Leadership and team behaviors have changed as a result of the COVID pandemic and the greater shift to a work-from-home/ work-from-anywhere environment, says Dr. Gardener. Before COVID, Teamalytics’ data showed that low nurturing was the most frequent constraint, with low criticality coming in second. However, since the pandemic and the shift to remote work, Teamalytics has noticed a change in the statistics. “Low criticality has now taken the top spot, indicating a struggle among leaders to challenge and hold their remote teams accountable,” said Dr. Gardner. “Meanwhile, low nurturing has moved to third place, suggesting that leaders are still grappling with how to build healthy relationships in a WFH environment.”

Overall, Teamalytics’ methodology emphasizes that healthy relationships are not a matter of luck or mystery but rather learnable behaviors and attitudes. The Teamalytics approach can help leaders develop the skills necessary to create elite teams, even in a WFH world.

The Current State of Your Workforce – What’s Next?

The current workforce is facing challenges in maintaining high levels of engagement. In January, Gallup reported a drop in U.S. employee engagement for the first time in a decade. This is compounded by the fact that “quiet quitters” – those who do the minimum amount of work required while being “psychologically detached” from their job – are estimated to make up over half of the current workforce. The latest data from the U.S. Bureau of Labor Statistics shows that the actual quit rate among U.S. employees remains historically high at over four million people per month. While compensation and burnout are contributing factors, the lack of deep relationships in the workplace is another cause that should not be ignored. Gallup has always reported that feeling heard and valued is critical to employee engagement. With the WFH model becoming increasingly popular, team members want to feel heard, especially when it comes to their preference for flexibility.

Related: CEOs Realizing the Value of Culture

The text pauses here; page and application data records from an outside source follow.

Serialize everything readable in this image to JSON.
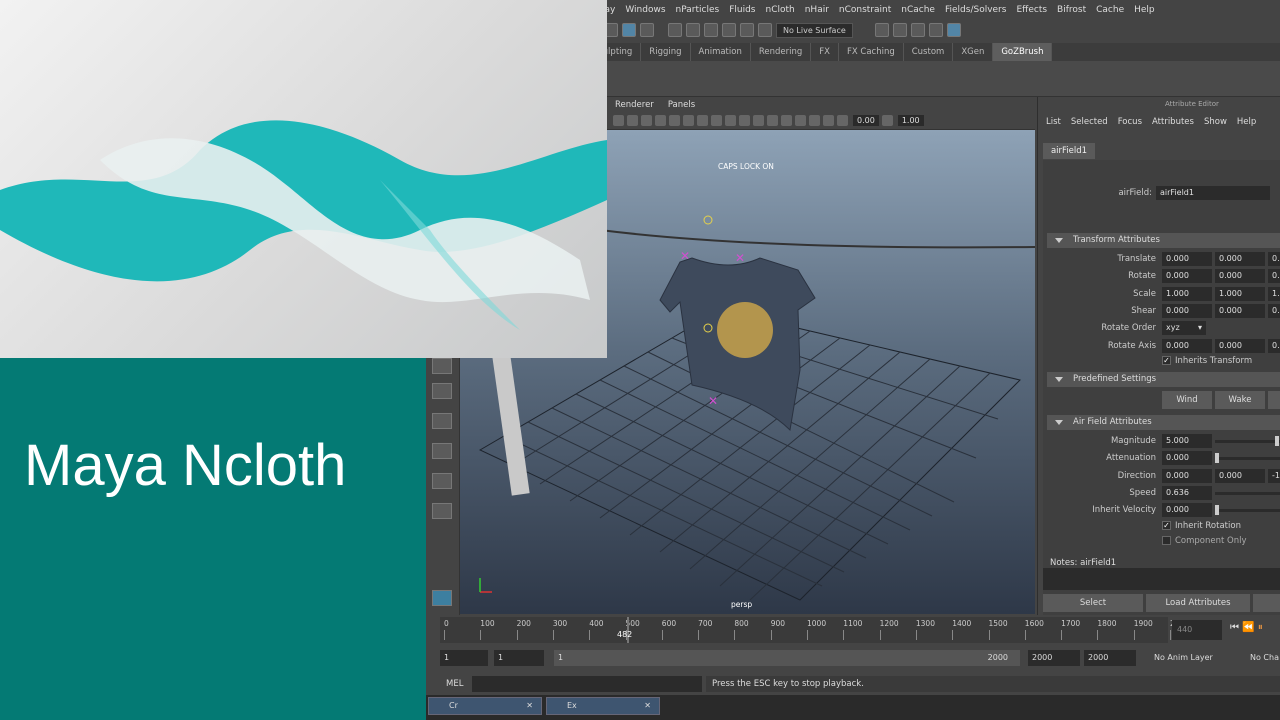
{
  "menubar": [
    "lay",
    "Windows",
    "nParticles",
    "Fluids",
    "nCloth",
    "nHair",
    "nConstraint",
    "nCache",
    "Fields/Solvers",
    "Effects",
    "Bifrost",
    "Cache",
    "Help"
  ],
  "statusline": {
    "live_surface": "No Live Surface"
  },
  "shelf_tabs": [
    "culpting",
    "Rigging",
    "Animation",
    "Rendering",
    "FX",
    "FX Caching",
    "Custom",
    "XGen",
    "GoZBrush"
  ],
  "panel_menu": [
    "Renderer",
    "Panels"
  ],
  "view_toolbar": {
    "field1": "0.00",
    "field2": "1.00"
  },
  "viewport": {
    "caps_lock": "CAPS LOCK ON",
    "camera": "persp"
  },
  "attribute_editor": {
    "title": "Attribute Editor",
    "menu": [
      "List",
      "Selected",
      "Focus",
      "Attributes",
      "Show",
      "Help"
    ],
    "tab": "airField1",
    "node_label": "airField:",
    "node_value": "airField1",
    "sections": {
      "transform": "Transform Attributes",
      "predefined": "Predefined Settings",
      "air_field": "Air Field Attributes"
    },
    "transform_rows": [
      {
        "label": "Translate",
        "values": [
          "0.000",
          "0.000",
          "0.0"
        ]
      },
      {
        "label": "Rotate",
        "values": [
          "0.000",
          "0.000",
          "0.0"
        ]
      },
      {
        "label": "Scale",
        "values": [
          "1.000",
          "1.000",
          "1.0"
        ]
      },
      {
        "label": "Shear",
        "values": [
          "0.000",
          "0.000",
          "0.0"
        ]
      }
    ],
    "rotate_order_label": "Rotate Order",
    "rotate_order_value": "xyz",
    "rotate_axis_label": "Rotate Axis",
    "rotate_axis_values": [
      "0.000",
      "0.000",
      "0.0"
    ],
    "inherits_transform": "Inherits Transform",
    "predefined_buttons": [
      "Wind",
      "Wake"
    ],
    "air_rows": {
      "magnitude": {
        "label": "Magnitude",
        "value": "5.000"
      },
      "attenuation": {
        "label": "Attenuation",
        "value": "0.000"
      },
      "direction": {
        "label": "Direction",
        "values": [
          "0.000",
          "0.000",
          "-1"
        ]
      },
      "speed": {
        "label": "Speed",
        "value": "0.636"
      },
      "inherit_velocity": {
        "label": "Inherit Velocity",
        "value": "0.000"
      }
    },
    "inherit_rotation": "Inherit Rotation",
    "component_only": "Component Only",
    "notes": "Notes: airField1",
    "select_button": "Select",
    "load_button": "Load Attributes"
  },
  "timeline": {
    "ticks": [
      "0",
      "100",
      "200",
      "300",
      "400",
      "500",
      "600",
      "700",
      "800",
      "900",
      "1000",
      "1100",
      "1200",
      "1300",
      "1400",
      "1500",
      "1600",
      "1700",
      "1800",
      "1900",
      "2"
    ],
    "current_frame": "482",
    "current_field": "440"
  },
  "range": {
    "start": "1",
    "start2": "1",
    "inner_start": "1",
    "inner_end": "2000",
    "end": "2000",
    "end2": "2000",
    "anim_layer": "No Anim Layer",
    "character": "No Cha"
  },
  "command": {
    "mel": "MEL",
    "help": "Press the ESC key to stop playback."
  },
  "taskbar": [
    "Cr",
    "Ex"
  ],
  "overlay": {
    "title": "Maya Ncloth"
  },
  "colors": {
    "teal": "#047a74",
    "cloth": "#1fb8b9"
  }
}
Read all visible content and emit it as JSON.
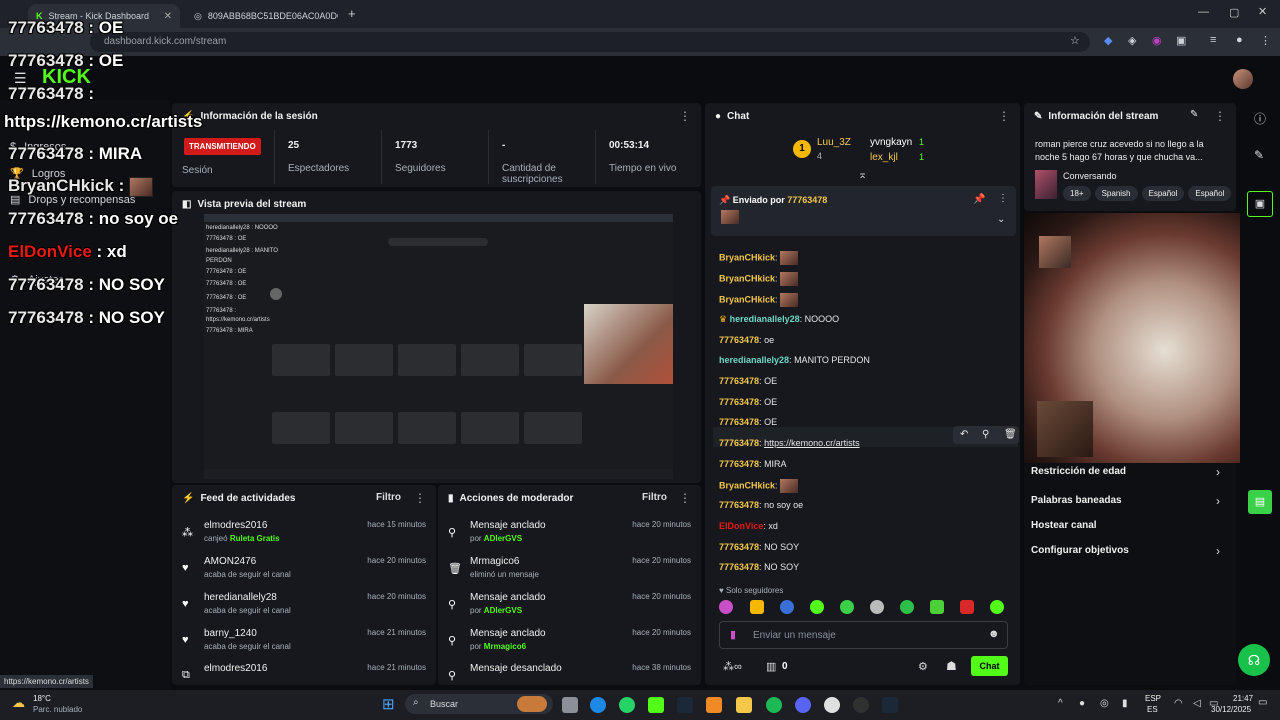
{
  "browser": {
    "tabs": [
      {
        "label": "Stream - Kick Dashboard"
      },
      {
        "label": "809ABB68BC51BDE06AC0A0DC"
      }
    ],
    "url": "dashboard.kick.com/stream"
  },
  "overlay": {
    "lines": [
      {
        "user": "77763478",
        "text": ": OE"
      },
      {
        "user": "77763478",
        "text": ": OE"
      },
      {
        "user": "77763478",
        "text": ":"
      },
      {
        "user": "",
        "text": "https://kemono.cr/artists"
      },
      {
        "user": "77763478",
        "text": ": MIRA"
      },
      {
        "user": "BryanCHkick",
        "text": ":"
      },
      {
        "user": "77763478",
        "text": ": no soy oe"
      },
      {
        "user": "ElDonVice",
        "text": ": xd"
      },
      {
        "user": "77763478",
        "text": ": NO SOY"
      },
      {
        "user": "77763478",
        "text": ": NO SOY"
      }
    ]
  },
  "sidebar": {
    "items": [
      "Ingresos",
      "Logros",
      "Drops y recompensas",
      "Ajustes"
    ]
  },
  "session": {
    "title": "Información de la sesión",
    "live": "TRANSMITIENDO",
    "session_label": "Sesión",
    "stats": [
      {
        "value": "25",
        "label": "Espectadores"
      },
      {
        "value": "1773",
        "label": "Seguidores"
      },
      {
        "value": "-",
        "label": "Cantidad de suscripciones"
      },
      {
        "value": "00:53:14",
        "label": "Tiempo en vivo"
      }
    ]
  },
  "preview": {
    "title": "Vista previa del stream",
    "lines": [
      "heredianallely28 : NOOOO",
      "77763478 : OE",
      "heredianallely28 : MANITO",
      "PERDON",
      "77763478 : OE",
      "77763478 : OE",
      "77763478 : OE",
      "77763478 :",
      "https://kemono.cr/artists",
      "77763478 : MIRA"
    ]
  },
  "activity": {
    "title": "Feed de actividades",
    "filter": "Filtro",
    "rows": [
      {
        "user": "elmodres2016",
        "detail": "canjeó",
        "bold": "Ruleta Gratis",
        "time": "hace 15 minutos"
      },
      {
        "user": "AMON2476",
        "detail": "acaba de seguir el canal",
        "bold": "",
        "time": "hace 20 minutos"
      },
      {
        "user": "heredianallely28",
        "detail": "acaba de seguir el canal",
        "bold": "",
        "time": "hace 20 minutos"
      },
      {
        "user": "barny_1240",
        "detail": "acaba de seguir el canal",
        "bold": "",
        "time": "hace 21 minutos"
      },
      {
        "user": "elmodres2016",
        "detail": "",
        "bold": "",
        "time": "hace 21 minutos"
      }
    ]
  },
  "mod": {
    "title": "Acciones de moderador",
    "filter": "Filtro",
    "rows": [
      {
        "action": "Mensaje anclado",
        "detail": "por",
        "bold": "ADlerGVS",
        "time": "hace 20 minutos"
      },
      {
        "action": "Mrmagico6",
        "detail": "eliminó un mensaje",
        "bold": "",
        "time": "hace 20 minutos"
      },
      {
        "action": "Mensaje anclado",
        "detail": "por",
        "bold": "ADlerGVS",
        "time": "hace 20 minutos"
      },
      {
        "action": "Mensaje anclado",
        "detail": "por",
        "bold": "Mrmagico6",
        "time": "hace 20 minutos"
      },
      {
        "action": "Mensaje desanclado",
        "detail": "",
        "bold": "",
        "time": "hace 38 minutos"
      }
    ]
  },
  "chat": {
    "title": "Chat",
    "top": [
      {
        "name": "Luu_3Z",
        "count": "4"
      },
      {
        "name": "yvngkayn",
        "count": "1"
      },
      {
        "name": "lex_kjl",
        "count": "1"
      }
    ],
    "pinned_label": "Enviado por",
    "pinned_user": "77763478",
    "messages": [
      {
        "user": "BryanCHkick",
        "text": "",
        "emote": true
      },
      {
        "user": "BryanCHkick",
        "text": "",
        "emote": true
      },
      {
        "user": "BryanCHkick",
        "text": "",
        "emote": true
      },
      {
        "user": "heredianallely28",
        "text": "NOOOO",
        "emote": false
      },
      {
        "user": "77763478",
        "text": "oe",
        "emote": false
      },
      {
        "user": "heredianallely28",
        "text": "MANITO PERDON",
        "emote": false
      },
      {
        "user": "77763478",
        "text": "OE",
        "emote": false
      },
      {
        "user": "77763478",
        "text": "OE",
        "emote": false
      },
      {
        "user": "77763478",
        "text": "OE",
        "emote": false
      },
      {
        "user": "77763478",
        "text": "https://kemono.cr/artists",
        "emote": false
      },
      {
        "user": "77763478",
        "text": "MIRA",
        "emote": false
      },
      {
        "user": "BryanCHkick",
        "text": "",
        "emote": true
      },
      {
        "user": "77763478",
        "text": "no soy oe",
        "emote": false
      },
      {
        "user": "ElDonVice",
        "text": "xd",
        "emote": false
      },
      {
        "user": "77763478",
        "text": "NO SOY",
        "emote": false
      },
      {
        "user": "77763478",
        "text": "NO SOY",
        "emote": false
      }
    ],
    "followers_only": "Solo seguidores",
    "placeholder": "Enviar un mensaje",
    "send": "Chat",
    "points": "0"
  },
  "stream_info": {
    "title": "Información del stream",
    "stream_title": "roman pierce cruz acevedo si no llego a la noche 5 hago 67 horas y que chucha va...",
    "category": "Conversando",
    "tags": [
      "18+",
      "Spanish",
      "Español",
      "Español"
    ],
    "links": [
      "Restricción de edad",
      "Palabras baneadas",
      "Hostear canal",
      "Configurar objetivos"
    ]
  },
  "status_url": "https://kemono.cr/artists",
  "taskbar": {
    "weather_temp": "18°C",
    "weather_desc": "Parc. nublado",
    "search": "Buscar",
    "lang1": "ESP",
    "lang2": "ES",
    "time": "21:47",
    "date": "30/12/2025"
  },
  "colors": {
    "accent": "#53fc18",
    "live": "#d11a1a",
    "bg": "#0b0c0f",
    "panel": "#16181d"
  }
}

Dr. Gardner notes that the importance of flexibility in the WFH model is backed by research. A study by the Harvard Business Review shows that 59 percent of respondents rated flexibility as more important than salary and benefits, and 77 percent of employees preferred working for a company that gives them work from anywhere opportunities (WFA). Another study indicates that 83 percent of the workers who can WFA want their employers to provide those arrangements, at least on a part-time basis, and 32 percent of the remote workforce want to do so full-time. Supporting all of this is the fact that 85 percent of managers now believe leading remote workers will “become the new norm.”

The pandemic has changed the modern workforce, according to Dr. Gardner. Before COVID, only six percent worked primarily from home, while around 75 percent of workers never worked remotely. At the peak in 2020, almost 40 percent were exclusively WFA. That is currently around 26 percent, with approximately 66 percent WFA at least part time. By 2025, over 36 million Americans are predicted to be working remotely. Dr. Gardner says that it is crucial for leadership teams to be prepared for this shift and to ensure that their culture has changed to care for, support, encourage, and hold accountable those who are WFA or will be soon.

“To achieve this, it is important for companies to have a culture of achieving results and building relationships,” said Dr. Gardner.

“Such a culture will provide an advantage in achieving elite teams, which is what every company aims to achieve but only a few manage to do,” Dr. Gardner said. “Building elite teams requires a partnership between achieving results and building healthy relationships. By taking the time to intentionally get to know team members, working to care for them, and intently listening to them, a foundation of relational equity can be built that then allows teams to have healthy conflict, challenge each other, and hold one another accountable. A cutting-edge culture that creates workforce engagement knows how to build elite teams in a WFH world. It’s as simple – and as difficult – as that.”

Related: Designing a Winning Corporate Culture

Contributed by Scott A. Scanlon, Editor-in-Chief; Dale M. Zupsansky, Managing Editor; and Stephen Sawicki, Managing Editor – Hunt Scanlon Media

Share This Article


Notify of
Inline Feedbacks
View all comments